*TASK TO CARRY OUT*. For the string "라이트닝", search the entries below and copy every line where it appears.

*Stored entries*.

--

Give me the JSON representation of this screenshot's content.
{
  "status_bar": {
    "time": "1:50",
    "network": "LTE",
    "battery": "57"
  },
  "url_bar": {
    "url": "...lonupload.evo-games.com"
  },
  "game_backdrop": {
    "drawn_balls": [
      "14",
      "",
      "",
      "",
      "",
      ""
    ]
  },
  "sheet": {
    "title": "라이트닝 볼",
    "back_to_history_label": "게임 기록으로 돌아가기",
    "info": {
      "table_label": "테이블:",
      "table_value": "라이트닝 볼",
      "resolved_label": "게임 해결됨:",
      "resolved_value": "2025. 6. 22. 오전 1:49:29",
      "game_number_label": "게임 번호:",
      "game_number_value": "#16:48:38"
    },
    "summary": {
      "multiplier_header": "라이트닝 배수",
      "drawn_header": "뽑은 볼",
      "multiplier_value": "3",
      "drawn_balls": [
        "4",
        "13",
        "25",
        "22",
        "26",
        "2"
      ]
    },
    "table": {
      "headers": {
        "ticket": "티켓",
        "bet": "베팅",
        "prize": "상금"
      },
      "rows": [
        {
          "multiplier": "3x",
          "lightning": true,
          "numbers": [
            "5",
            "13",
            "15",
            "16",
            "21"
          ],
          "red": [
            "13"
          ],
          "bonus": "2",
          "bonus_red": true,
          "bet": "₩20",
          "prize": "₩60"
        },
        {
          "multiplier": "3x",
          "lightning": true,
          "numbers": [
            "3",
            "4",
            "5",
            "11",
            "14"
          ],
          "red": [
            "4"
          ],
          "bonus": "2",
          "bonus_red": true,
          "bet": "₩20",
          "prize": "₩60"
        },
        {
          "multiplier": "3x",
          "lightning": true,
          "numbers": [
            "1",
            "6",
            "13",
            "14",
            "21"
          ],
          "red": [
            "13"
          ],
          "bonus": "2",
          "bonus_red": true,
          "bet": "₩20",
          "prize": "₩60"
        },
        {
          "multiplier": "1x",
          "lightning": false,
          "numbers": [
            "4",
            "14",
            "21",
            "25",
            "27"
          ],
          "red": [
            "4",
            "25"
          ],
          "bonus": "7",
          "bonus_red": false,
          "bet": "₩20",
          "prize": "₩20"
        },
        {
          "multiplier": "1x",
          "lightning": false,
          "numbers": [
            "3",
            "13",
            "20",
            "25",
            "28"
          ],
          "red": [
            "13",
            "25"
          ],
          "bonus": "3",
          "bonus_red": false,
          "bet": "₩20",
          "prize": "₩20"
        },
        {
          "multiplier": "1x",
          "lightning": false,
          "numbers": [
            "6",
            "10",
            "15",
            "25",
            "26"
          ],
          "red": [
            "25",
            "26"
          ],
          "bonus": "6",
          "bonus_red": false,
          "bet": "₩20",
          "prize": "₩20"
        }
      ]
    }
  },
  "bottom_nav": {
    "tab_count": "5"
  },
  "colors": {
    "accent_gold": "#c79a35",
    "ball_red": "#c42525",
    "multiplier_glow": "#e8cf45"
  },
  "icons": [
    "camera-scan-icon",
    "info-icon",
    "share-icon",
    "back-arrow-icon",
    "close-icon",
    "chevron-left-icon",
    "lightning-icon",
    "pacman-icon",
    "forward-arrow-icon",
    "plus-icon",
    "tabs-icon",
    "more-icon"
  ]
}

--

*WRITTEN RESPONSE*.
    "title": "라이트닝 볼",
      "table_value": "라이트닝 볼",
      "multiplier_header": "라이트닝 배수",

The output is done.